Molly Arost Staub is a freelance writer and the former editor of Palm Beach Jewish World.

This article was updated on June 12 to clarify the identity of the founders of the Red Star Line and to correct the contents of the timeline and historical exhibition.


The Jewish Daily Forward welcomes reader comments in order to promote thoughtful discussion on issues of importance to the Jewish community. In the interest of maintaining a civil forum, The Jewish Daily Forwardrequires that all commenters be appropriately respectful toward our writers, other commenters and the subjects of the articles. Vigorous debate and reasoned critique are welcome; name-calling and personal invective are not. While we generally do not seek to edit or actively moderate comments, our spam filter prevents most links and certain key words from being posted and The Jewish Daily Forward reserves the right to remove comments for any reason.

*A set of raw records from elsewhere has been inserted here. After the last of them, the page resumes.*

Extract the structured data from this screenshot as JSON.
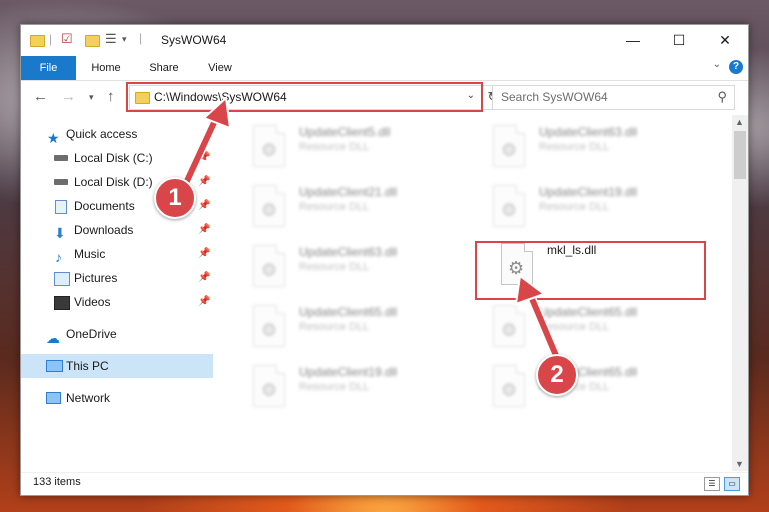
{
  "window": {
    "title": "SysWOW64",
    "controls": {
      "minimize": "—",
      "maximize": "☐",
      "close": "✕"
    }
  },
  "ribbon": {
    "tabs": [
      {
        "label": "File"
      },
      {
        "label": "Home"
      },
      {
        "label": "Share"
      },
      {
        "label": "View"
      }
    ],
    "help": "?"
  },
  "address": {
    "path": "C:\\Windows\\SysWOW64"
  },
  "search": {
    "placeholder": "Search SysWOW64"
  },
  "sidebar": {
    "items": [
      {
        "label": "Quick access",
        "icon": "star-icon"
      },
      {
        "label": "Local Disk (C:)",
        "icon": "drive-icon",
        "pinned": true
      },
      {
        "label": "Local Disk (D:)",
        "icon": "drive-icon",
        "pinned": true
      },
      {
        "label": "Documents",
        "icon": "documents-icon",
        "pinned": true
      },
      {
        "label": "Downloads",
        "icon": "downloads-icon",
        "pinned": true
      },
      {
        "label": "Music",
        "icon": "music-icon",
        "pinned": true
      },
      {
        "label": "Pictures",
        "icon": "pictures-icon",
        "pinned": true
      },
      {
        "label": "Videos",
        "icon": "videos-icon",
        "pinned": true
      },
      {
        "label": "OneDrive",
        "icon": "cloud-icon"
      },
      {
        "label": "This PC",
        "icon": "monitor-icon",
        "selected": true
      },
      {
        "label": "Network",
        "icon": "network-icon"
      }
    ]
  },
  "files": [
    {
      "name": "UpdateClient5.dll",
      "type": "Resource DLL",
      "blurred": true
    },
    {
      "name": "UpdateClient63.dll",
      "type": "Resource DLL",
      "blurred": true
    },
    {
      "name": "UpdateClient21.dll",
      "type": "Resource DLL",
      "blurred": true
    },
    {
      "name": "UpdateClient19.dll",
      "type": "Resource DLL",
      "blurred": true
    },
    {
      "name": "UpdateClient63.dll",
      "type": "Resource DLL",
      "blurred": true
    },
    {
      "name": "mkl_ls.dll",
      "type": "",
      "blurred": false
    },
    {
      "name": "UpdateClient65.dll",
      "type": "Resource DLL",
      "blurred": true
    },
    {
      "name": "UpdateClient65.dll",
      "type": "Resource DLL",
      "blurred": true
    },
    {
      "name": "UpdateClient19.dll",
      "type": "Resource DLL",
      "blurred": true
    },
    {
      "name": "UpdateClient65.dll",
      "type": "Resource DLL",
      "blurred": true
    }
  ],
  "status": {
    "item_count": "133 items"
  },
  "callouts": [
    {
      "number": "1"
    },
    {
      "number": "2"
    }
  ],
  "colors": {
    "accent": "#1979ca",
    "highlight": "#d9464a",
    "selection": "#cce4f7"
  }
}
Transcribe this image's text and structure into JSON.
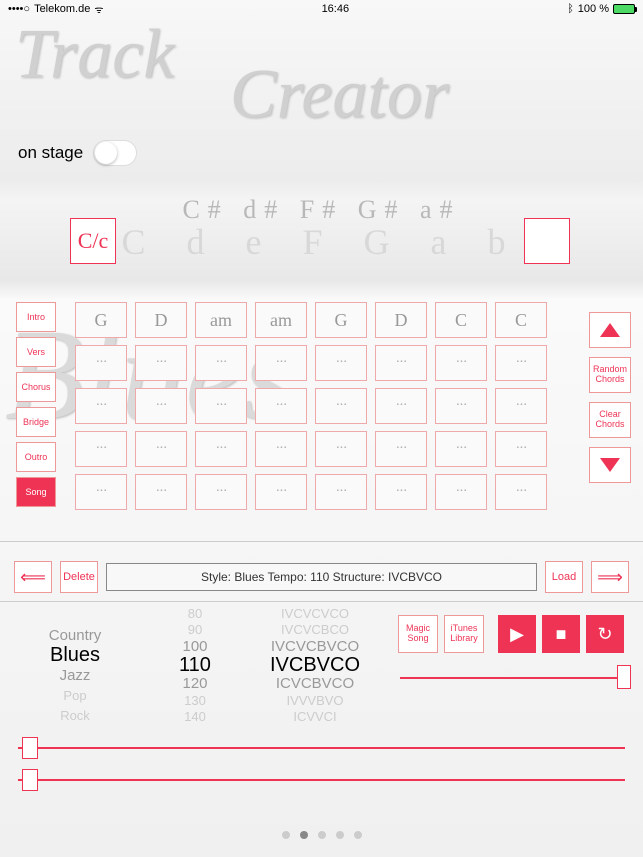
{
  "status": {
    "carrier": "Telekom.de",
    "time": "16:46",
    "battery": "100 %"
  },
  "watermarks": {
    "track": "Track",
    "creator": "Creator",
    "blues": "Blues"
  },
  "onstage": {
    "label": "on stage"
  },
  "key_selector": {
    "current": "C/c",
    "sharps": "C# d#   F# G# a#",
    "naturals": "C d e F G a b"
  },
  "sections": [
    "Intro",
    "Vers",
    "Chorus",
    "Bridge",
    "Outro",
    "Song"
  ],
  "active_section_index": 5,
  "chord_grid": [
    [
      "G",
      "D",
      "am",
      "am",
      "G",
      "D",
      "C",
      "C"
    ],
    [
      "···",
      "···",
      "···",
      "···",
      "···",
      "···",
      "···",
      "···"
    ],
    [
      "···",
      "···",
      "···",
      "···",
      "···",
      "···",
      "···",
      "···"
    ],
    [
      "···",
      "···",
      "···",
      "···",
      "···",
      "···",
      "···",
      "···"
    ],
    [
      "···",
      "···",
      "···",
      "···",
      "···",
      "···",
      "···",
      "···"
    ]
  ],
  "side_controls": {
    "up": "▲",
    "random": "Random Chords",
    "clear": "Clear Chords",
    "down": "▼"
  },
  "control_row": {
    "prev": "⟸",
    "delete": "Delete",
    "info": "Style: Blues   Tempo: 110   Structure: IVCBVCO",
    "load": "Load",
    "next": "⟹"
  },
  "pickers": {
    "style": [
      "",
      "Country",
      "Blues",
      "Jazz",
      "Pop",
      "Rock"
    ],
    "tempo": [
      "80",
      "90",
      "100",
      "110",
      "120",
      "130",
      "140"
    ],
    "structure": [
      "IVCVCVCO",
      "IVCVCBCO",
      "IVCVCBVCO",
      "IVCBVCO",
      "ICVCBVCO",
      "IVVVBVO",
      "ICVVCI"
    ]
  },
  "actions": {
    "magic": "Magic Song",
    "itunes": "iTunes Library"
  },
  "transport": {
    "play": "▶",
    "stop": "■",
    "loop": "↻"
  }
}
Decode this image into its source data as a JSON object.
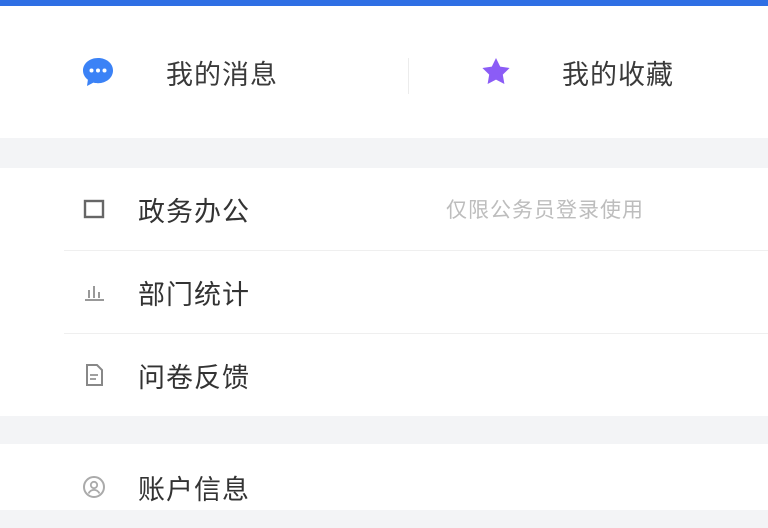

Find us on Facebook!
  • "I thought I was the only Jew on a Harley Davidson, but I was wrong." — Gil Paul, member of the Hillel's Angels. http://jd.fo/g4cjH
  • “This is a dangerous region, even for people who don’t live there and say, merely express the mildest of concern about the humanitarian tragedy of civilians who have nothing to do with the warring factions, only to catch a rash of *** (bleeped) from everyone who went to your bar mitzvah! Statute of limitations! Look, a $50 savings bond does not buy you a lifetime of criticism.”
  • That sound you hear? That's your childhood going up in smoke.
  • "My husband has been offered a terrific new job in a decent-sized Midwestern city. This is mostly great, except for the fact that we will have to leave our beloved NYC, where one can feel Jewish without trying very hard. He is half-Jewish and was raised with a fair amount of Judaism and respect for our tradition though ultimately he doesn’t feel Jewish in that Larry David sort of way like I do. So, he thinks I am nuts for hesitating to move to this new essentially Jew-less city. Oh, did I mention I am pregnant? Seesaw, this concern of mine is real, right? There is something to being surrounded by Jews, no? What should we do?"
  • "Orwell described the cliches of politics as 'packets of aspirin ready at the elbow.' Israel's 'right to defense' is a harder narcotic."
  • From Gene Simmons to Pink — Meet the Jews who rock:
  • The images, which have since been deleted, were captioned: “Israel is the last frontier of the free world."
  • As J Street backs Israel's operation in Gaza, does it risk losing grassroots support?
  • What Thomas Aquinas might say about #Hamas' tunnels:
  • The Jewish bachelorette has spoken.
  • "When it comes to Brenda Turtle, I ask you: What do you expect of a woman repressed all her life who suddenly finds herself free to explore? We can sit and pass judgment, especially when many of us just simply “got over” own sexual repression. But we are obliged to at least acknowledge that this problem is very, very real, and that complete gender segregation breeds sexual repression and unhealthy attitudes toward female sexuality."
  • "Everybody is proud of the resistance. No matter how many people, including myself, disapprove of or even hate Hamas and its ideology, every single person in Gaza is proud of the resistance." Part 2 of Walid Abuzaid's on-the-ground account of life in #Gaza:
  • After years in storage, Toronto’s iconic red-and-white "Sam the Record Man" sign, complete with spinning discs, will return to public view near its original downtown perch. The sign came to symbolize one of Canada’s most storied and successful Jewish family businesses.
  • Is $4,000 too much to ask for a non-member to be buried in a synagogue cemetery?
  • "Let’s not fall into the simplistic us/them dichotomy of 'we were just minding our business when they started firing rockets at us.' We were not just minding our business. We were building settlements, manning checkpoints, and filling jails." What do you think?
  • from-cache

Would you like to receive updates about new stories?




















We will not share your e-mail address or other personal information.

Already subscribed? Manage your subscription.